PERCxR Workshop Invited Speakers
PERCxR Workshop Invited Speakers
PhD Candidate, Vanderbilt University
Haley Adams is a PhD candidate in Vanderbilt University’s Learning in Virtual Environments (LiVE) Lab. She quantifies perceptual differences between virtual, augmented, and real environments to better understand how those differences affect the way people interact with immersive technology. The results of her research can be used to improve software and hardware design for mixed reality displays. Her dissertation work extends this investigation to the domain of accessibility by evaluating the impact of different rendering techniques on spatial perception in mixed reality for people with and without simulated vision impairments.
Depth perception and stylized graphics in AR HMDs
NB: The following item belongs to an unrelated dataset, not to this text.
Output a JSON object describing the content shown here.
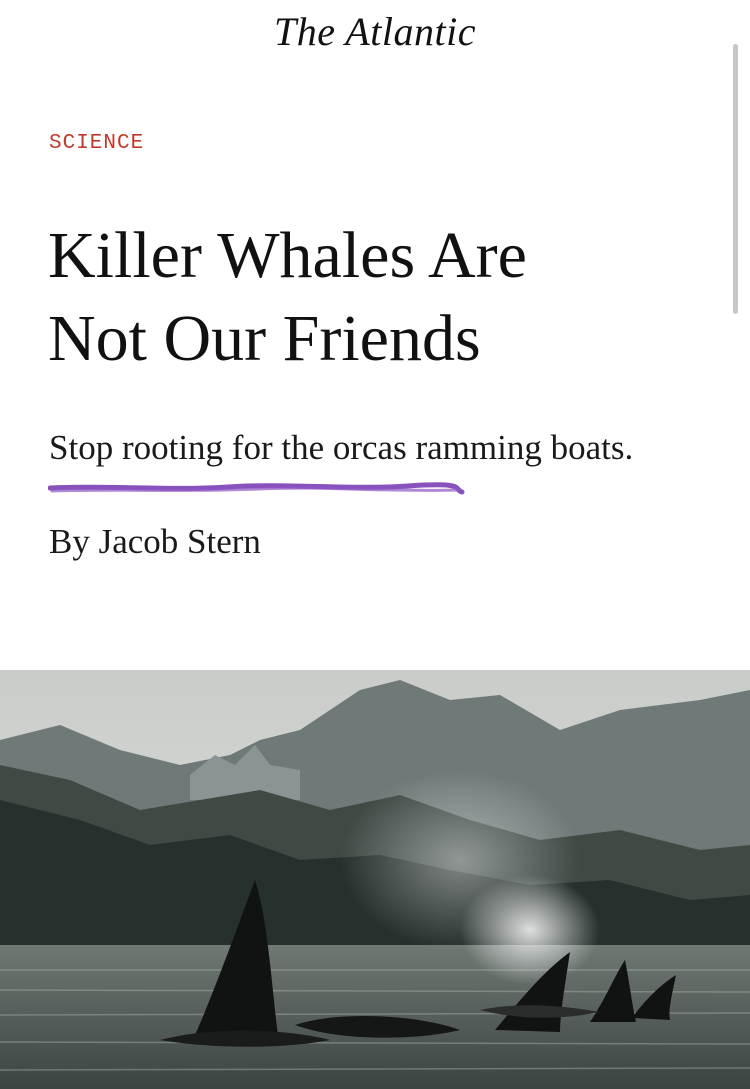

Although contemporary augmented reality (AR) displays can render compelling virtual overlays—the integration between real and virtual information is imperfect. In fact, completely consistent depth cue integration is impossible with current AR technology, given inherent engineering and optics limitations. It is possible, then, that conflicting visual depth information between real and virtual cues is a contributing factor to depth misperception in AR. In the current work, we investigate this idea by evaluating the impact of realistic and non-realistic graphics on people’s absolute distance judgements to virtual targets in an optical see-through display, the Microsoft HoloLens 2, and a video see-through display, the Varjo XR-3. The results of our work provide evidence that the presence of depth cue information may be more important than the realism of its appearance.
PhD Student, Virginia Tech
Shakiba Davari is currently a Ph.D. student at the 3-D Interaction Lab at Virginia Tech, under the supervision of Doug A. Bowman. Prior to her PhD, she was involved in multiple research projects on the applications of machine learning and computer vision at the University of Toronto and at Stanford. She earned her Bachelor of Science degree in Computer Engineering from Beheshti University in Iran.
Context-Aware Inference and Adaptation in Intelligent Augmented Reality Interfaces
Recent developments in Augmented Reality (AR) devices raise the potential for more efficient and reliable information access and signify the widespread belief that AR Glasses are the next generation of ubiquitous personal computing devices. To achieve this goal, the AR interface must both present the information in an optimal way and address the potential challenges caused by constant and pervasive presence of information. As the user switches context, an optimal all-day interface, that is the most efficient yet least intrusive interface, must adapt its interaction technique and virtual content display. This work aims to propose a research agenda to 1) design and validate the benefits of context-aware AR interfaces for multiple contexts, 2) identify the adaptive design choices for presenting and interacting with information in AR, and 3) introduce taxonomy for context and a framework for the design of such Intelligent AR interfaces.
PhD Candidate, New York University
Aysun Duyar is a PhD candidate in Cognition and Perception at New York University. Her research focuses on quantifying how attention alters perception by reshaping basic sensory processes. She is interested in studying perception in a variety of contexts, ranging from simple graphical elements to extended reality displays.
Proposing an objective measure of embodiment
Extended reality enables infinite possibilities for experiencing virtual presence and associating oneself with virtual avatars, which can impact perceptual, cognitive and social processes, described as embodiment illusion. There is a lot of variability in how the virtual avatars are experienced, which makes it critical to quantify the level of embodiment illusion. We propose a perceptual phenomenon, sensory attenuation of action outcomes, as a potential objective and feasible measure of embodiment illusion. We propose an experiment where we task normally-hearing listeners to trigger sounds in a virtual environment by pushing a virtual button and reporting the perceived sound intensity. We propose to systematically manipulate embodiment experience by introducing varying levels of lag to the avatar hand timing relative to the physical action onset. At each lag, we will measure perceptual thresholds for perceived loudness of auditory tones, along with recording subjective reports for the questionnaire measuring body ownership, body location and sense of agency. Establishing this correlational link will suggest sensory attenuation as a potential candidate for an easy and quick measure of embodiment illusion in virtual environments.